Guilt, curiosity, self-torture – we are dying to know more about this boy, our son’s half-brother. We contact our adoption social worker, the woman who checked on us after Wyatt’s placement, who handles all placements for our area. We tell her we want to be in communication with his half-brother’s family, offer our contact info, request that they keep in touch. She passes along our info, and reports that while the family is willing, they’re a bit overwhelmed with a newborn at the moment, and with establishing a relationship with Kinzey, who apparently had waited until late in the pregnancy to choose a family (hoping we would change our minds?). They ask for space.
But over the next few months, every time we’re out in public, I look for new babies who resemble Kinzey and Wyatt – in North Dakota, towheads are the norm, so I study the dark-haired infants, search for the characteristic dimples, the softly cleft chin. Around their own adoption day at six months, we send congratulations, with pictures of Wyatt at that age and a description of his personality – his love of books, pickles, tacos, singing surprisingly in tune at the top of his lungs – hoping the comparison will intrigue them. We have yet to hear from them.
We – I – had a choice, and I said no. And my no continues to disturb me. Whom might I have harmed by my choice? Not us. My drought ends: my book is published and I write a new poetry manuscript that excites me. Evan ends his first year of law school at the top of his class and secures a lucrative clerkship. Not the new baby who, no doubt, is happily exploring solid foods and solid footing somewhere in my town.

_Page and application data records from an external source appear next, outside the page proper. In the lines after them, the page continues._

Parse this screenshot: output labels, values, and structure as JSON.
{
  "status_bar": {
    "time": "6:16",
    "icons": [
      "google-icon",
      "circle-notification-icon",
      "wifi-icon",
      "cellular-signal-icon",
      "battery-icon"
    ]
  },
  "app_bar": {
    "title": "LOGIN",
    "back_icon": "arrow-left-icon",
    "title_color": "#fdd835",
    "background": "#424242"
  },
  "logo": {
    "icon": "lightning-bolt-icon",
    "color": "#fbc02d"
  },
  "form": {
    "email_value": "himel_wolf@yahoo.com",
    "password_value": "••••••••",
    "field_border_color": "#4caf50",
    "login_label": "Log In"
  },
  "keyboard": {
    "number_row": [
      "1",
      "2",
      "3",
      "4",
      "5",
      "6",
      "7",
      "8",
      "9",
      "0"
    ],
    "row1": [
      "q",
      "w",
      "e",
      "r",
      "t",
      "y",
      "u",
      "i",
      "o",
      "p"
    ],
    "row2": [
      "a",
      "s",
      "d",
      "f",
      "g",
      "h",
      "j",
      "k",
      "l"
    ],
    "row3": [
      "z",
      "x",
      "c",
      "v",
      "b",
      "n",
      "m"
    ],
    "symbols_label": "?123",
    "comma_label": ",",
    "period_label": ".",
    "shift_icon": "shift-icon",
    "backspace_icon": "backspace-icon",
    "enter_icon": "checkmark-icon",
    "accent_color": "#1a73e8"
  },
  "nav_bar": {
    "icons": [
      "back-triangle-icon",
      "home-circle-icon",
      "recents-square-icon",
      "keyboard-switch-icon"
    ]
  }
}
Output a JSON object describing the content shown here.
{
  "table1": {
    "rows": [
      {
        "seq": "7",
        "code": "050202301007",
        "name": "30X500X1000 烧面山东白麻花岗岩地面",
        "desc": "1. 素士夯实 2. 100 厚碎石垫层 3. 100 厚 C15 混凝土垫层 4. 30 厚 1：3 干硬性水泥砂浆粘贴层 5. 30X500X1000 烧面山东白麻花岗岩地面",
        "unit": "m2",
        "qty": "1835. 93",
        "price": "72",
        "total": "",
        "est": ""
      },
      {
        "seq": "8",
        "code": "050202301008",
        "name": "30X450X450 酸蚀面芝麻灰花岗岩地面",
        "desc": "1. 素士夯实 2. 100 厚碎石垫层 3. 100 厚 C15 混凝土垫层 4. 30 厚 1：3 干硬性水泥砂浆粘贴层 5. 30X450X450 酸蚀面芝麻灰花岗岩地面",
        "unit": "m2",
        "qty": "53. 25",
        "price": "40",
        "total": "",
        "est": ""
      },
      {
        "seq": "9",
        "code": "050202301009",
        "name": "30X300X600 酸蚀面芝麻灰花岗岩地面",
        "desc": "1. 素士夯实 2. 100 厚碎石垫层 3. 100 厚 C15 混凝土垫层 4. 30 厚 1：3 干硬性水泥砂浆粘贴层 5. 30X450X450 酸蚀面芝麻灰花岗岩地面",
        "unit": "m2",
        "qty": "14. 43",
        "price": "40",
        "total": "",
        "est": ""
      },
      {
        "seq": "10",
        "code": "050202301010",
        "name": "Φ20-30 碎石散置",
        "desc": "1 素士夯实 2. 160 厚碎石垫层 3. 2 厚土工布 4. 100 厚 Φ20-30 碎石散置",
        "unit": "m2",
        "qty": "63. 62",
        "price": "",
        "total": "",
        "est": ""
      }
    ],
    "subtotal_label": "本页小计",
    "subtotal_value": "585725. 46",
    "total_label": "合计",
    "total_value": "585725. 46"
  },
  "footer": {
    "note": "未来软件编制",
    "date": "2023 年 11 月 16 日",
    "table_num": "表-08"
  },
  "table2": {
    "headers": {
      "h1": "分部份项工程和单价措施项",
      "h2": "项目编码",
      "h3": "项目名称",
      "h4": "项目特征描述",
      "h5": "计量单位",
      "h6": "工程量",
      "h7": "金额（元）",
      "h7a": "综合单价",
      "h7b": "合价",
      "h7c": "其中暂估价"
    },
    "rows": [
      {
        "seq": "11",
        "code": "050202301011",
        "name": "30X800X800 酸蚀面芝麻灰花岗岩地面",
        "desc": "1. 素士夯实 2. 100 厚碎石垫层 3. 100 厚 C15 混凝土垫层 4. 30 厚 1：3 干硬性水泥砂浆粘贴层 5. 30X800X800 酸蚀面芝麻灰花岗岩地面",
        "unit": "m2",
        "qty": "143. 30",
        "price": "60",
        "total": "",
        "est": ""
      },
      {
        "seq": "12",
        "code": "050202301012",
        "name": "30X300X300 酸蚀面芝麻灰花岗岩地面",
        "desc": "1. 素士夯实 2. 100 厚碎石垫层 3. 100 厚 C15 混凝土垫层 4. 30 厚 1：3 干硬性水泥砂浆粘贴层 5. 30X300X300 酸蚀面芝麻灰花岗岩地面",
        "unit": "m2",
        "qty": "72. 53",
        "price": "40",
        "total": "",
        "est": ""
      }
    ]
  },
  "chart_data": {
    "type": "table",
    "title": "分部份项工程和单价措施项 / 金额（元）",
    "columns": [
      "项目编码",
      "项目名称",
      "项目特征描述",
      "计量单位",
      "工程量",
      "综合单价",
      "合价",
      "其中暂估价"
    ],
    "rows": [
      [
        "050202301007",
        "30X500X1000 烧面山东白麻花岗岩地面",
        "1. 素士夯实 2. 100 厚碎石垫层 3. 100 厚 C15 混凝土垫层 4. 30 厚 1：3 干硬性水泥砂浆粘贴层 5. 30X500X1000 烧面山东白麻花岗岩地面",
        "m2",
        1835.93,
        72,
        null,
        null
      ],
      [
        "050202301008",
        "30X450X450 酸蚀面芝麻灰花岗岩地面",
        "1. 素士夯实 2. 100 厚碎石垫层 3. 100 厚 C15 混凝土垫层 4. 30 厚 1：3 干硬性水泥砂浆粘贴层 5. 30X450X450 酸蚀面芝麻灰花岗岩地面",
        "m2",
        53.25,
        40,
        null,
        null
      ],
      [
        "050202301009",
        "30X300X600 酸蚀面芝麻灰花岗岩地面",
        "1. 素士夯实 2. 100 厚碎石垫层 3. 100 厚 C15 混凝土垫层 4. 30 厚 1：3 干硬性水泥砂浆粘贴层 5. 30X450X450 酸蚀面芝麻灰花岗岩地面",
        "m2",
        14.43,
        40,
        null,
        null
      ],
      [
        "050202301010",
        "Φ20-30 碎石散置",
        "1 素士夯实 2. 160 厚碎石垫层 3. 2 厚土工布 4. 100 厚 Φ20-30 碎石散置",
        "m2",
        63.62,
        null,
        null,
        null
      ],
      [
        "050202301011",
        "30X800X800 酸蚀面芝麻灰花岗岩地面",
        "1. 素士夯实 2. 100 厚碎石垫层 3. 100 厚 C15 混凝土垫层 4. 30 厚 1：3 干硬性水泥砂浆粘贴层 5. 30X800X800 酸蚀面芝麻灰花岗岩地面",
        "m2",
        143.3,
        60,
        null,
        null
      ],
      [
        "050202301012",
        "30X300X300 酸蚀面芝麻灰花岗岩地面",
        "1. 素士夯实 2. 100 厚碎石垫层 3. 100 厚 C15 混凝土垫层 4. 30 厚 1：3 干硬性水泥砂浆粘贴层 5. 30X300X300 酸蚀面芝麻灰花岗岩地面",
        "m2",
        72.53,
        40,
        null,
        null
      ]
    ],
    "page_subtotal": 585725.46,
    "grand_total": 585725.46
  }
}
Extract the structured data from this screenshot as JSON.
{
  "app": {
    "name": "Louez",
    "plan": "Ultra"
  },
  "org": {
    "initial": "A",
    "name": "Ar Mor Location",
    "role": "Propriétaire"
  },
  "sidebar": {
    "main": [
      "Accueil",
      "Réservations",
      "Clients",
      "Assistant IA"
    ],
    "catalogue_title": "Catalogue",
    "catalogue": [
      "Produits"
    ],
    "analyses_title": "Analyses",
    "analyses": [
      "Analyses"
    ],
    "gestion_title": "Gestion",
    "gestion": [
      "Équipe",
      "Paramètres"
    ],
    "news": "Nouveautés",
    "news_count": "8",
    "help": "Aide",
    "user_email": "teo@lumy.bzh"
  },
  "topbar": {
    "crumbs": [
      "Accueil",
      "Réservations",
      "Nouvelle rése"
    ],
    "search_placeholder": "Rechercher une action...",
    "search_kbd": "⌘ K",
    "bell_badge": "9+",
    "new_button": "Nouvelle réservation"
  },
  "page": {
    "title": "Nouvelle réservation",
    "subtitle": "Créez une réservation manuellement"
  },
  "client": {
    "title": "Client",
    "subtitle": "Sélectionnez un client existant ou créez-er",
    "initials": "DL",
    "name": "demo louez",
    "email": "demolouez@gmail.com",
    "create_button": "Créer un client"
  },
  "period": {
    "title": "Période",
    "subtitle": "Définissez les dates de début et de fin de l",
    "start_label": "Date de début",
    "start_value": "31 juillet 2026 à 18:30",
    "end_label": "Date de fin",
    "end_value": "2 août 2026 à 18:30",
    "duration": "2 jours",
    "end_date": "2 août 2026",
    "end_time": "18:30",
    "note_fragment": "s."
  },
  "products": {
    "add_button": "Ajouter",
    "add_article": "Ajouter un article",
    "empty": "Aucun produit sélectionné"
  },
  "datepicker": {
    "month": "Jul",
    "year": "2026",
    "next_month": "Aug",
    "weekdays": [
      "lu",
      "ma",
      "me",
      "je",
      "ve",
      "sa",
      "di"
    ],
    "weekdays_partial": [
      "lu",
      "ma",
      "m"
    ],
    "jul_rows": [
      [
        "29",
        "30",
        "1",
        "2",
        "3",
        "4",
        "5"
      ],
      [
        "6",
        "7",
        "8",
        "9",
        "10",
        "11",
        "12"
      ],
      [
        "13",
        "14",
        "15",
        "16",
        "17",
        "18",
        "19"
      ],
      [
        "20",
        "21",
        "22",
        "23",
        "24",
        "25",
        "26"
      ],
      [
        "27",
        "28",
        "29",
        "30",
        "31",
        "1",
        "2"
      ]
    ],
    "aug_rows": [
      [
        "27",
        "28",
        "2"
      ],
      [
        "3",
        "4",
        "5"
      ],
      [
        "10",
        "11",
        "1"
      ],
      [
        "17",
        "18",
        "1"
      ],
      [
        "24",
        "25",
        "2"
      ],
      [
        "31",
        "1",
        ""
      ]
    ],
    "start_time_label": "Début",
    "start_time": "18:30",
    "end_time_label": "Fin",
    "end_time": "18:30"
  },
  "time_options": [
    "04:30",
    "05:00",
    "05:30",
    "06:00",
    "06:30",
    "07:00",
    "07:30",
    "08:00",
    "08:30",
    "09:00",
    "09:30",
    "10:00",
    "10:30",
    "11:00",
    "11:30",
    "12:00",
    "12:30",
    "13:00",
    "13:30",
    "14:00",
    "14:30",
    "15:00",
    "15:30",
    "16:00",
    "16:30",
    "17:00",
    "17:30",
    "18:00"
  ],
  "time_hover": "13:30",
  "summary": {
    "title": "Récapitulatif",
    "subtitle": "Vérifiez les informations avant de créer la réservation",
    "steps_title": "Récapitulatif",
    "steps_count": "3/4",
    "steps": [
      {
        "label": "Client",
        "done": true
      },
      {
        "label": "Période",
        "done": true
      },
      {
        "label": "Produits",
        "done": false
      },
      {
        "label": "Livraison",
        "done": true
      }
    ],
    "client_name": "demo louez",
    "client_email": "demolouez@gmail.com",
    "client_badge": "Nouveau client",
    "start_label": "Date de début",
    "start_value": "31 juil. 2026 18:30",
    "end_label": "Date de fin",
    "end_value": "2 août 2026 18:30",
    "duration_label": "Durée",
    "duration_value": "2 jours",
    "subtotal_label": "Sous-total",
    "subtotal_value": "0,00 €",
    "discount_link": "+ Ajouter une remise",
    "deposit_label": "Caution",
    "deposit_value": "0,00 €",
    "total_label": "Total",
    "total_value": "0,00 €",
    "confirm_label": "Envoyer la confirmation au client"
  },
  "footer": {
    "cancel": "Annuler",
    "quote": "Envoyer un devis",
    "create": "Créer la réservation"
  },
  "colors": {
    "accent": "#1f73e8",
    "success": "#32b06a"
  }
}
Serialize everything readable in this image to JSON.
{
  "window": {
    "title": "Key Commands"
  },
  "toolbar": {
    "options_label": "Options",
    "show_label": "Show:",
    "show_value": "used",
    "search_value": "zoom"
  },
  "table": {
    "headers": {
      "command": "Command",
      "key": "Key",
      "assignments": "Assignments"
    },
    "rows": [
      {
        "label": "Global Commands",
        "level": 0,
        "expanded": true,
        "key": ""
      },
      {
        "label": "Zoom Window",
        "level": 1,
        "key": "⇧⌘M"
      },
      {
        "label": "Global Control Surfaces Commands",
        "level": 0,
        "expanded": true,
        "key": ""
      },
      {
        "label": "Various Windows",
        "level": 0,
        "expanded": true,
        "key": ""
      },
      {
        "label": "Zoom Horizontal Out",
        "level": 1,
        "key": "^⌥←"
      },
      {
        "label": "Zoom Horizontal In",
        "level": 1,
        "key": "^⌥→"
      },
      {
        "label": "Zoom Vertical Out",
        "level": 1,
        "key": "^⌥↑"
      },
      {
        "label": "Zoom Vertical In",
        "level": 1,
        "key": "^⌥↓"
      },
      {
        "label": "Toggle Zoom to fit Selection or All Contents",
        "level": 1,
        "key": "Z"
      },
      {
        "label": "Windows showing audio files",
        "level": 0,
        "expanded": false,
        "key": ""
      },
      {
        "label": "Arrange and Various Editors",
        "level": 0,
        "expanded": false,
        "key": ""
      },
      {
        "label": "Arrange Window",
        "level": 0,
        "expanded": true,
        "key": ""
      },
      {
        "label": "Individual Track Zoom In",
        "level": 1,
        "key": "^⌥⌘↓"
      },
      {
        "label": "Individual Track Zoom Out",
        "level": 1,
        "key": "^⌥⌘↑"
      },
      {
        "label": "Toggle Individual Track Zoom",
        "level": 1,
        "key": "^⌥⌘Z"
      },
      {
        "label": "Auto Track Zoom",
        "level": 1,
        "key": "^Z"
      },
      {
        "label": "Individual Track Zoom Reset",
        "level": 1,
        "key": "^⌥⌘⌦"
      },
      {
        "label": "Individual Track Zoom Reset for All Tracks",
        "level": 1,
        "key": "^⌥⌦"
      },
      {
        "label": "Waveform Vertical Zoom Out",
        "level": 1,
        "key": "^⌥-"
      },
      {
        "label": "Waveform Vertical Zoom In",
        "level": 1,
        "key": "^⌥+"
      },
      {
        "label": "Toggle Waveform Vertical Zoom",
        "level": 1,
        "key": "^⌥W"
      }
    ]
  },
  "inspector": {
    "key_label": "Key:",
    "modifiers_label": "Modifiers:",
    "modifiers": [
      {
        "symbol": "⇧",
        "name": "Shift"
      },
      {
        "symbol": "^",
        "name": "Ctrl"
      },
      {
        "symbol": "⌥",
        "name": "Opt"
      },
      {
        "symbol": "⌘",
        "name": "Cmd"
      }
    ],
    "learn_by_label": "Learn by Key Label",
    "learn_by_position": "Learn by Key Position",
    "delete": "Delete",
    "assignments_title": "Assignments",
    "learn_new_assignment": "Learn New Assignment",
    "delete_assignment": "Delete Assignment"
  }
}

Wyatt? What would Wyatt’s life have been like with a brother I wonder, when he tugs on my hand while I’m cooking, desperate for a playmate. When my sister-in-law drops the news that next year, their daughter is going to have a new little sister. When Jodi brings her own adopted son Eli over to play and the boys clamber on the furniture, the stairs, laughing and shoving, ignoring boundaries the way brothers do.
It’s said you can’t choose your family, but that’s not true – ours involved more choice than most. Our son had little say in any of it, but I don’t know if or how much this will hurt him. As an adoptive parent, I’m preparing – as much as one can through workshops and roleplaying and readings – for the inevitable questions he will ask us: Why didn’t my mom keep me? How do I know you’ll keep me? Who was my father? And I’ve tried to collect information for when he asks about other family, for if he chooses to get in touch, to ask them for answers I can’t give him. I’m preparing to deal with his hurt.
But Kinzey’s hurt is plain. What does it mean that I said no to her, a girl who said yes to us in the biggest, most unimaginably beautiful way possible?
I’m grateful for today’s model of open adoption, for humane communication to replace the wrenching away of babies from anonymous mothers. But it visits its own hurts. At some point, our love and nurturing of the birthmother is revealed as a sort of performance to gain the agency’s approval, to elicit her yes. An illusion exposed by its eventual limits. Open adoptions prolong the contact until new and different disappointments are probable, inevitable. Even under this new system, where it seems the birthmother makes all the choices, pain is still the price she pays for her mistakes – some in the old expected ways, some entirely unanticipated. Some in which I’ve participated.
Kinzey had choices; Kinzey had babies. She chose us and we said yes. Then, we – I – said no. I owe it to her to own it.
Heidi Czerwiec is Associate Professor of English at the University of North Dakota, where we just celebrated Spring Break with our sixth blizzard of the year. She is the author of Self-Portrait as Bettie Page (Barefoot Muse Press, 2013) and has work appearing or forthcoming in Crab Orchard Review and storySouth.